• [Records to use]:
⁂

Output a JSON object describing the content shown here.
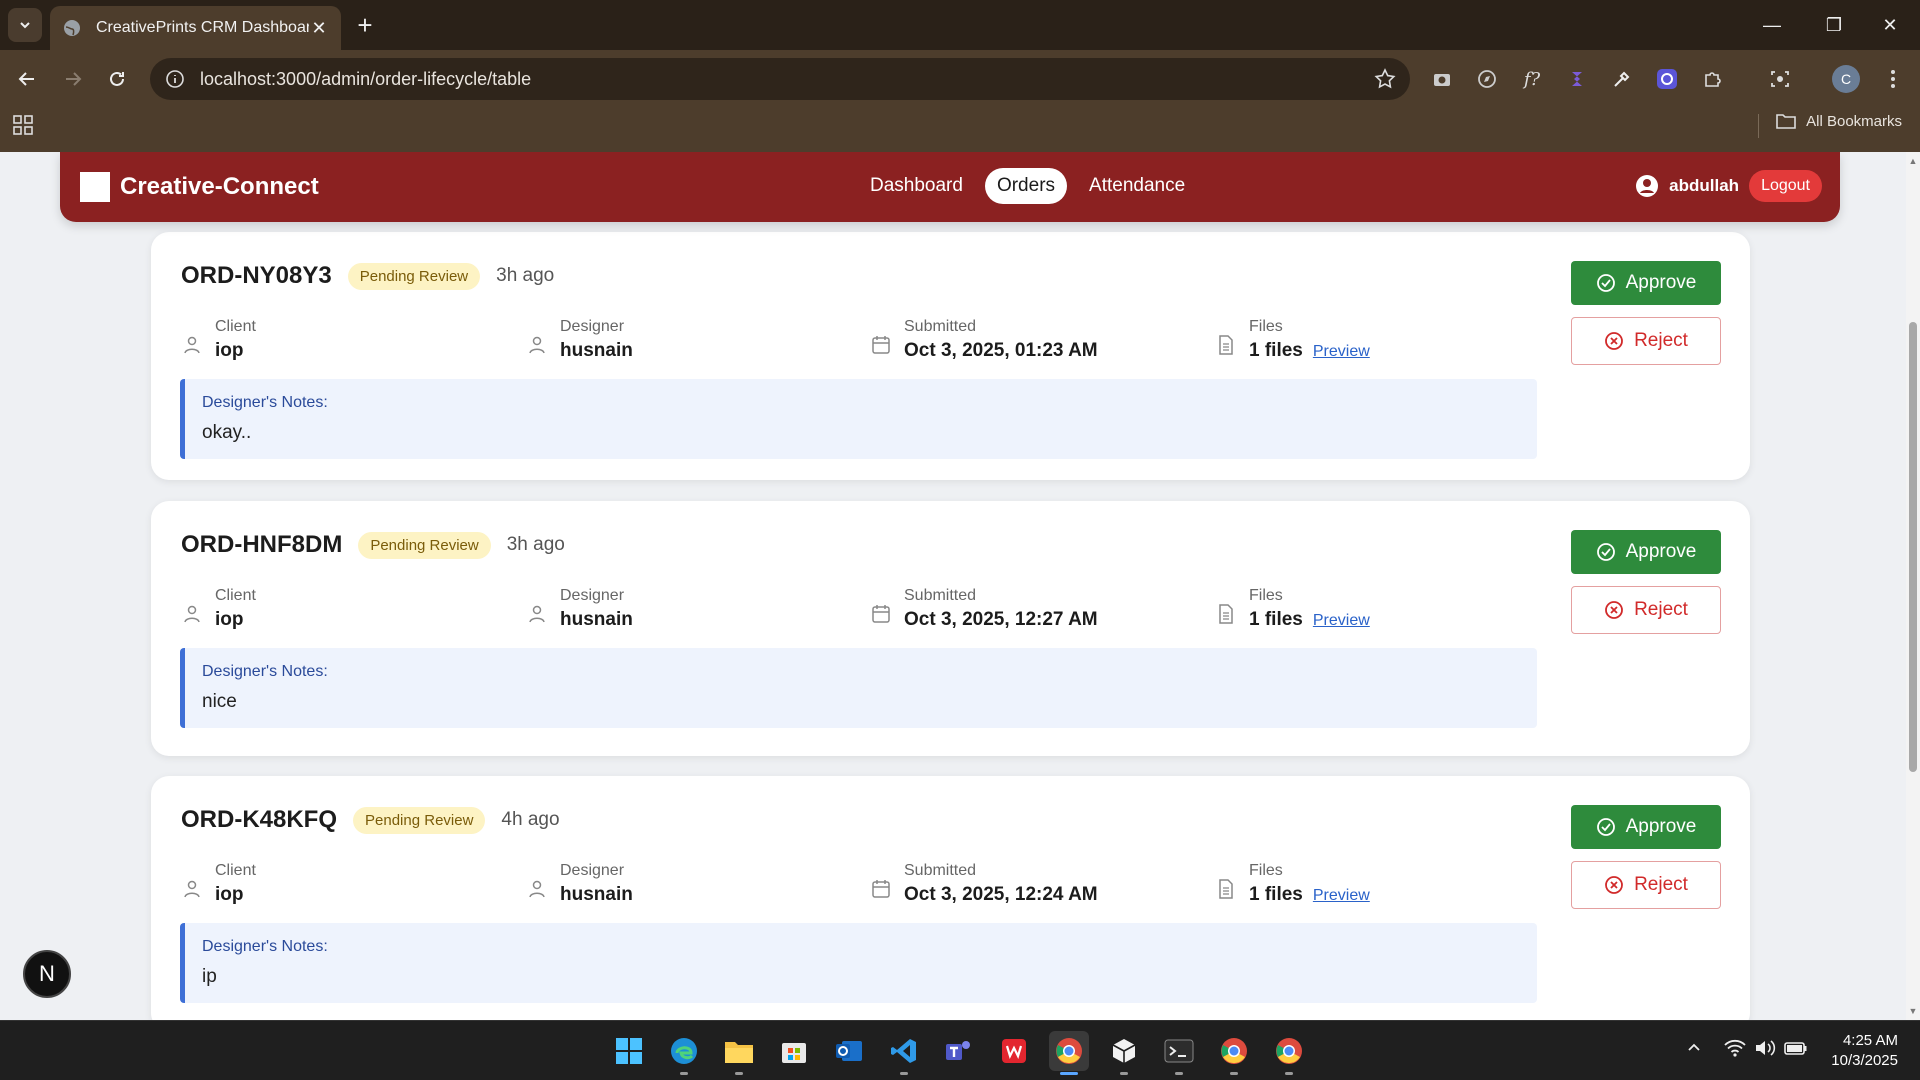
{
  "browser": {
    "tab_title": "CreativePrints CRM Dashboard",
    "url": "localhost:3000/admin/order-lifecycle/table",
    "bookmarks_label": "All Bookmarks",
    "profile_initial": "C"
  },
  "app": {
    "brand": "Creative-Connect",
    "nav": [
      {
        "label": "Dashboard",
        "active": false
      },
      {
        "label": "Orders",
        "active": true
      },
      {
        "label": "Attendance",
        "active": false
      }
    ],
    "username": "abdullah",
    "logout_label": "Logout"
  },
  "orders": [
    {
      "id": "ORD-NY08Y3",
      "status": "Pending Review",
      "ago": "3h ago",
      "client_label": "Client",
      "client": "iop",
      "designer_label": "Designer",
      "designer": "husnain",
      "submitted_label": "Submitted",
      "submitted": "Oct 3, 2025, 01:23 AM",
      "files_label": "Files",
      "files": "1 files",
      "preview": "Preview",
      "notes_label": "Designer's Notes:",
      "notes": "okay..",
      "approve": "Approve",
      "reject": "Reject"
    },
    {
      "id": "ORD-HNF8DM",
      "status": "Pending Review",
      "ago": "3h ago",
      "client_label": "Client",
      "client": "iop",
      "designer_label": "Designer",
      "designer": "husnain",
      "submitted_label": "Submitted",
      "submitted": "Oct 3, 2025, 12:27 AM",
      "files_label": "Files",
      "files": "1 files",
      "preview": "Preview",
      "notes_label": "Designer's Notes:",
      "notes": "nice",
      "approve": "Approve",
      "reject": "Reject"
    },
    {
      "id": "ORD-K48KFQ",
      "status": "Pending Review",
      "ago": "4h ago",
      "client_label": "Client",
      "client": "iop",
      "designer_label": "Designer",
      "designer": "husnain",
      "submitted_label": "Submitted",
      "submitted": "Oct 3, 2025, 12:24 AM",
      "files_label": "Files",
      "files": "1 files",
      "preview": "Preview",
      "notes_label": "Designer's Notes:",
      "notes": "ip",
      "approve": "Approve",
      "reject": "Reject"
    }
  ],
  "dev_badge": "N",
  "taskbar": {
    "time": "4:25 AM",
    "date": "10/3/2025"
  },
  "colors": {
    "app_nav": "#8b2121",
    "approve": "#2e8b3c",
    "reject": "#d12a2a",
    "badge_bg": "#fdf3c4",
    "notes_accent": "#3e6fd6"
  }
}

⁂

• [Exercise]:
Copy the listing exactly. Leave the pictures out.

• [Written solution]:
Output a JSON object describing the content shown here.
{
  "browser": {
    "tab_title": "CreativePrints CRM Dashboard",
    "url": "localhost:3000/admin/order-lifecycle/table",
    "bookmarks_label": "All Bookmarks",
    "profile_initial": "C"
  },
  "app": {
    "brand": "Creative-Connect",
    "nav": [
      {
        "label": "Dashboard",
        "active": false
      },
      {
        "label": "Orders",
        "active": true
      },
      {
        "label": "Attendance",
        "active": false
      }
    ],
    "username": "abdullah",
    "logout_label": "Logout"
  },
  "orders": [
    {
      "id": "ORD-NY08Y3",
      "status": "Pending Review",
      "ago": "3h ago",
      "client_label": "Client",
      "client": "iop",
      "designer_label": "Designer",
      "designer": "husnain",
      "submitted_label": "Submitted",
      "submitted": "Oct 3, 2025, 01:23 AM",
      "files_label": "Files",
      "files": "1 files",
      "preview": "Preview",
      "notes_label": "Designer's Notes:",
      "notes": "okay..",
      "approve": "Approve",
      "reject": "Reject"
    },
    {
      "id": "ORD-HNF8DM",
      "status": "Pending Review",
      "ago": "3h ago",
      "client_label": "Client",
      "client": "iop",
      "designer_label": "Designer",
      "designer": "husnain",
      "submitted_label": "Submitted",
      "submitted": "Oct 3, 2025, 12:27 AM",
      "files_label": "Files",
      "files": "1 files",
      "preview": "Preview",
      "notes_label": "Designer's Notes:",
      "notes": "nice",
      "approve": "Approve",
      "reject": "Reject"
    },
    {
      "id": "ORD-K48KFQ",
      "status": "Pending Review",
      "ago": "4h ago",
      "client_label": "Client",
      "client": "iop",
      "designer_label": "Designer",
      "designer": "husnain",
      "submitted_label": "Submitted",
      "submitted": "Oct 3, 2025, 12:24 AM",
      "files_label": "Files",
      "files": "1 files",
      "preview": "Preview",
      "notes_label": "Designer's Notes:",
      "notes": "ip",
      "approve": "Approve",
      "reject": "Reject"
    }
  ],
  "dev_badge": "N",
  "taskbar": {
    "time": "4:25 AM",
    "date": "10/3/2025"
  },
  "colors": {
    "app_nav": "#8b2121",
    "approve": "#2e8b3c",
    "reject": "#d12a2a",
    "badge_bg": "#fdf3c4",
    "notes_accent": "#3e6fd6"
  }
}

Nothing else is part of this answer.